An issue I had with this article, and in order to get a man you need to be pretty and skinny. Just recently Frozen came out where you see the message that no man needed to save them. Although most disney Princesses send the message that getting a Prince is the goal, this video shows us "you don't need a man" 

 But today girls still think they need to find that man, here is an article I found on traits women look for in a man. Even though they know Prince Charming Doesn't exist they still have a little bit of hope!

Sunday, October 5, 2014

Gerri August,Safe places-reflection

 More so then the other articles we have read thus far into class, this weeks article really exposed me to a new perspective, as the topic of the LGBT community is something that people try to avoid talking about especially in the school setting. I remember the first time I was exposed to a gay couple was when I was in high school and these two girls were kissing in the hall. I remember staring out of curiosity because it was something I wasn’t exposed to before. I found this article really interesting and it gave a powerful message on why we need to integrate LGBT into society.
To help break down the article I used the reflection questions and thought about experiences in my own life and other articles that we have looked at. So for this weeks blog post I thought I would share some of my answers to the reflection questions.

1.)  What messages did you receive about the LGBT community when you were in school?

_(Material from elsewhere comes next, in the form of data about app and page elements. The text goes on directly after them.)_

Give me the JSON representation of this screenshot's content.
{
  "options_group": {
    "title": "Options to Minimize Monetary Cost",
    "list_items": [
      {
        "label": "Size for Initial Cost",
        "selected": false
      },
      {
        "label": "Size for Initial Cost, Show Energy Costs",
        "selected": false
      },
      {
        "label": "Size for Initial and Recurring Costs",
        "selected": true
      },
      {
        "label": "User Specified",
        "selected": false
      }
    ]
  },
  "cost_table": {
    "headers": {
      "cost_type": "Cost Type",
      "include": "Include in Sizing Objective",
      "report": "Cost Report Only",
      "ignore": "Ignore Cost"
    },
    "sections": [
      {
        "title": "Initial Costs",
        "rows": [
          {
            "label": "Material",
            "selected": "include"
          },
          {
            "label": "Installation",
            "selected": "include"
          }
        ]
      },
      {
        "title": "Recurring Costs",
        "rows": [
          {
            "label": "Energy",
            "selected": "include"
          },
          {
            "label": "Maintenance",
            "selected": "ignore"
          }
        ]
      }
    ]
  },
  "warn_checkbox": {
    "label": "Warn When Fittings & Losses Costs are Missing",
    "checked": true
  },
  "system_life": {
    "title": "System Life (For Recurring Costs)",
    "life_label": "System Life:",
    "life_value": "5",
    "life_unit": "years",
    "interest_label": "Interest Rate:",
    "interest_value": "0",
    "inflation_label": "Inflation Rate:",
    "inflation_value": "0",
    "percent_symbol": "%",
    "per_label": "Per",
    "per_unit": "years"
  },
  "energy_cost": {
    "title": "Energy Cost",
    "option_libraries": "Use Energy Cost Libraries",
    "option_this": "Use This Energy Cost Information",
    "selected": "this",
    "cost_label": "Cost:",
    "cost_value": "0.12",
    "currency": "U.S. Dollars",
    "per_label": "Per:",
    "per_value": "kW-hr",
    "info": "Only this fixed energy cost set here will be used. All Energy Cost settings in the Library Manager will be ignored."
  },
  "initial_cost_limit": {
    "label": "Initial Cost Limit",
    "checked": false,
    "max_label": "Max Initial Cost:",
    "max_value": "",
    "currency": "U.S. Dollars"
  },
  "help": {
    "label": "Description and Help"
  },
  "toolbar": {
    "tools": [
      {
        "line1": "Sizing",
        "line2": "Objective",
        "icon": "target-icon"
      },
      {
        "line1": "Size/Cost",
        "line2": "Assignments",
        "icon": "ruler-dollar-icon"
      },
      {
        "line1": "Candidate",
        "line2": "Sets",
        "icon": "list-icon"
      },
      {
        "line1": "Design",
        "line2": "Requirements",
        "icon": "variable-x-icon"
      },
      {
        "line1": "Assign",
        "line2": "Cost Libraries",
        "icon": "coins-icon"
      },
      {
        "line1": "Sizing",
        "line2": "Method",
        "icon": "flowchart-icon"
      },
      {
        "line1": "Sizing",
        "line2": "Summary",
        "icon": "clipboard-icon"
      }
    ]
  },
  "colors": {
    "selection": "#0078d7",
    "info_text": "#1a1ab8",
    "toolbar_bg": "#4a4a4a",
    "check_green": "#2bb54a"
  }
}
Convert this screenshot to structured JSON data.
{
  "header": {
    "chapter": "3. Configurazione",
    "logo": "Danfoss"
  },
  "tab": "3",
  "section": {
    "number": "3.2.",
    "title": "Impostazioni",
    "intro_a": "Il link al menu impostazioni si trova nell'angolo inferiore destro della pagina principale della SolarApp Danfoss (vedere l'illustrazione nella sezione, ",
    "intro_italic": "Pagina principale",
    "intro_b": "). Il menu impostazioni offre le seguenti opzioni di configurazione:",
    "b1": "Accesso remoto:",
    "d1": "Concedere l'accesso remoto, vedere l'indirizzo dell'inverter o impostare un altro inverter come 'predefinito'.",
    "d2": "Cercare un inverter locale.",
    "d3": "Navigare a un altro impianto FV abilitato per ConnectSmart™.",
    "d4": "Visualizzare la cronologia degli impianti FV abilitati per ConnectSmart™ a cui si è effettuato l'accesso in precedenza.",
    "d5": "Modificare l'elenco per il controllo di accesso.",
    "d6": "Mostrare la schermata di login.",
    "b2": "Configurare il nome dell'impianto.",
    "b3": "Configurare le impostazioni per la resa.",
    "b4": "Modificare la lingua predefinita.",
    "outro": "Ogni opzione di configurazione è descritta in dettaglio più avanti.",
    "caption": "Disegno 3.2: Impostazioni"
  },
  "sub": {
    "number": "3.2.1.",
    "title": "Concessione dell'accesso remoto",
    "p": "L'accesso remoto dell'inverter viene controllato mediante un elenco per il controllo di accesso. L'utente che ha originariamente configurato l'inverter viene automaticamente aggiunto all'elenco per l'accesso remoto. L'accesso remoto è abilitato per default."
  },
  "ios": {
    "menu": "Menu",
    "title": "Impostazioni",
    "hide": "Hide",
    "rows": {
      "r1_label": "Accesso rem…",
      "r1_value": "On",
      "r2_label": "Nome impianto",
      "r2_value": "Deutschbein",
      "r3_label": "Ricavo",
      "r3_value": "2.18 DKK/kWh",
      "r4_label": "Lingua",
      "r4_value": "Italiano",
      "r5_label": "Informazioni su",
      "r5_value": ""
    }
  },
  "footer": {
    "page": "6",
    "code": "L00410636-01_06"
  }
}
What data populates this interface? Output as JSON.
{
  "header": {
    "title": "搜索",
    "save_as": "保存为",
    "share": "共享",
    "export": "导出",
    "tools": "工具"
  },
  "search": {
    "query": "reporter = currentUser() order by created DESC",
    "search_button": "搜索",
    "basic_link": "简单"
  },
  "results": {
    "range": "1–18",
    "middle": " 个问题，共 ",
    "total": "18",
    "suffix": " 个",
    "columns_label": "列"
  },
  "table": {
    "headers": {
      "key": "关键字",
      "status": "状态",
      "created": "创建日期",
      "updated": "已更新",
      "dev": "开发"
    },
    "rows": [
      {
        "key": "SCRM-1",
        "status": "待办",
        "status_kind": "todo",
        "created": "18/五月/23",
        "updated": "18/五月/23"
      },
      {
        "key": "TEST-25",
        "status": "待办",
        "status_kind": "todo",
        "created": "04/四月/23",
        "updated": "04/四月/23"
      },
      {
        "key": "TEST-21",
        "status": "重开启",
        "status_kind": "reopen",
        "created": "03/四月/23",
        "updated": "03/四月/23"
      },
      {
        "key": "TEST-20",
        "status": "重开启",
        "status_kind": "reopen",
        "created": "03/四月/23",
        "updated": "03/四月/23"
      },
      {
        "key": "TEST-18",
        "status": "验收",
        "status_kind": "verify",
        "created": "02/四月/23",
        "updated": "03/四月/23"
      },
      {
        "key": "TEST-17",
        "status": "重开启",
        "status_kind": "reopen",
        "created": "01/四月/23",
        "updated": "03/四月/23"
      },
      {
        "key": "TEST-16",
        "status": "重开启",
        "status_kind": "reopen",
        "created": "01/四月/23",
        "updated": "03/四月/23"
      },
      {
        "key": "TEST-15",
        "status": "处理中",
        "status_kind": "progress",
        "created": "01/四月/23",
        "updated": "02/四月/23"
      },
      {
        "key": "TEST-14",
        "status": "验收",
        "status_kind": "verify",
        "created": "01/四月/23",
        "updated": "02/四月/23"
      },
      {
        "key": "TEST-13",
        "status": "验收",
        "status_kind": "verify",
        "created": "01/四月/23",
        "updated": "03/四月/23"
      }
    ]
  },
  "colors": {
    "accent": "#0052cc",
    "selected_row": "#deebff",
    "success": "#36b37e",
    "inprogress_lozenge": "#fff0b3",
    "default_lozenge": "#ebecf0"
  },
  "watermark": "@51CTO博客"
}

Which messages were explicit, which were implied?

We talked a lot about privilege in class, and one of the privileges that gives you all the power is being heterosexual, so that is the “norm”. This goes back to SCWAAMP. I think teachers just assume that everyone is straight and they try and avoid talking about same sex couples. Until reading this article it didn’t come to my mind just how unrecognized the LGBT community was. One of the after school clubs at my high school was LGBT, but it was barley recognized. In the morning announcements, there would be updates for every other club but never anything about the LGBT club. It also never got a page in the high school year book. Although there was a club for the LGBT community it went unrecognized by everyone else. Like in the article how students had to hide their sexuality from their professors.

2.)  As an educator, can you identify opportunities to incorporate LGBT voices into your curriculum? What would you need to take this step?

This article, as well as the Aria article showed me how teachers play a big role in influencing students about their choices. It was shown in the Aria article when his teacher came to his house to tell his parents him to speak English and then again shown in this article when a Spanish professor marked an answer wrong because it wasn’t masculine form and also the professor who ignored a student. Do educators have the right to ignore them, do you think they even know they are doing it? I don’t like how these students are getting bullied by their peers and in a way their teachers too.  My friend showed me about this article here which was about a teacher who told a student who was being bullied to “act less gay”. This made me mad as a future intended educator! As an educator I definatley want to incorporate LGBT voices. I liked the ideas the article gave about using different books and as a teacher I would talk about it positively! Especially little kids they have questions about people with two moms or two dads and especially during this time it should be acceptable to bring up in class. I would use props, like the flag and talk about differences in people.